- Assignment:
Task for the records below: count the lines that contain the word "screenshot" and give only that number.

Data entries

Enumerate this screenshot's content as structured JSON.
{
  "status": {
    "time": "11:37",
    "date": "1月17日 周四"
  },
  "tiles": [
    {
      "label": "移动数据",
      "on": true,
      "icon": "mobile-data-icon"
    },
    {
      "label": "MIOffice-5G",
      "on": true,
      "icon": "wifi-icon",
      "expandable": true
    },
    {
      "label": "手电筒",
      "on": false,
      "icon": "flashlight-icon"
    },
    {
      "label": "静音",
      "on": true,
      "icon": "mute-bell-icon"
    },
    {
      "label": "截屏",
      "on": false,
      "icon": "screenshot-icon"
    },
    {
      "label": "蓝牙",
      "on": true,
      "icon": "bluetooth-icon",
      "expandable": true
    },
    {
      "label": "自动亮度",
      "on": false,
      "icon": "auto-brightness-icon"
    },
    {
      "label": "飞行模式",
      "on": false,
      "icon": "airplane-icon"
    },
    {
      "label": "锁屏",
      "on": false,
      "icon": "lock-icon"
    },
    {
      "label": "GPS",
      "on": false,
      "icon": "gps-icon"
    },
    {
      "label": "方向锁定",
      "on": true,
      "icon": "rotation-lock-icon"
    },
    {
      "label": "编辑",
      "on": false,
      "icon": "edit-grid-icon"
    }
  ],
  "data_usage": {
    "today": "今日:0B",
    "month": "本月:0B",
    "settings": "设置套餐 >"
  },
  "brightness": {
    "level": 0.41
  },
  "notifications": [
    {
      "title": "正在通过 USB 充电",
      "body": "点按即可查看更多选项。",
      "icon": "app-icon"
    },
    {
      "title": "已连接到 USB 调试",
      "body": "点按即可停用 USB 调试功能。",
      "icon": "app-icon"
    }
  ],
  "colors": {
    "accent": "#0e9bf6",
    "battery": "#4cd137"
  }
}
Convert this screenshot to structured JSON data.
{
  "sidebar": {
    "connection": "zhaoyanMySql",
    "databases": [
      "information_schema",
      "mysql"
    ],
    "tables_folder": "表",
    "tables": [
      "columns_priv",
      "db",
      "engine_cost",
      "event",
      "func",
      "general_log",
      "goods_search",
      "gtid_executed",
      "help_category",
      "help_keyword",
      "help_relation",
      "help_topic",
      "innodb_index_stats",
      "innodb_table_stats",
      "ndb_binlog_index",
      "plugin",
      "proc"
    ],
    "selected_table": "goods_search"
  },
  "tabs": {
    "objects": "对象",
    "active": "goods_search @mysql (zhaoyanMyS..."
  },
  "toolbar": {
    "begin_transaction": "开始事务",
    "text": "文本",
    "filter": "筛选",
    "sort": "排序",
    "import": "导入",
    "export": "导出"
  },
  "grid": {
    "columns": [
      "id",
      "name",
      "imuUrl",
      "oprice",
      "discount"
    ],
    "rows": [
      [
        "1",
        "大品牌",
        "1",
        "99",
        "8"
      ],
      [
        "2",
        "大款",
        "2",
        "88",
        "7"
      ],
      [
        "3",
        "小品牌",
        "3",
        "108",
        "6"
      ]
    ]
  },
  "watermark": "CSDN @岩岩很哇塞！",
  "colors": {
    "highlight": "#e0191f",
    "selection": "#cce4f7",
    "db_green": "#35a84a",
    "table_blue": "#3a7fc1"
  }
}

- Task response:
3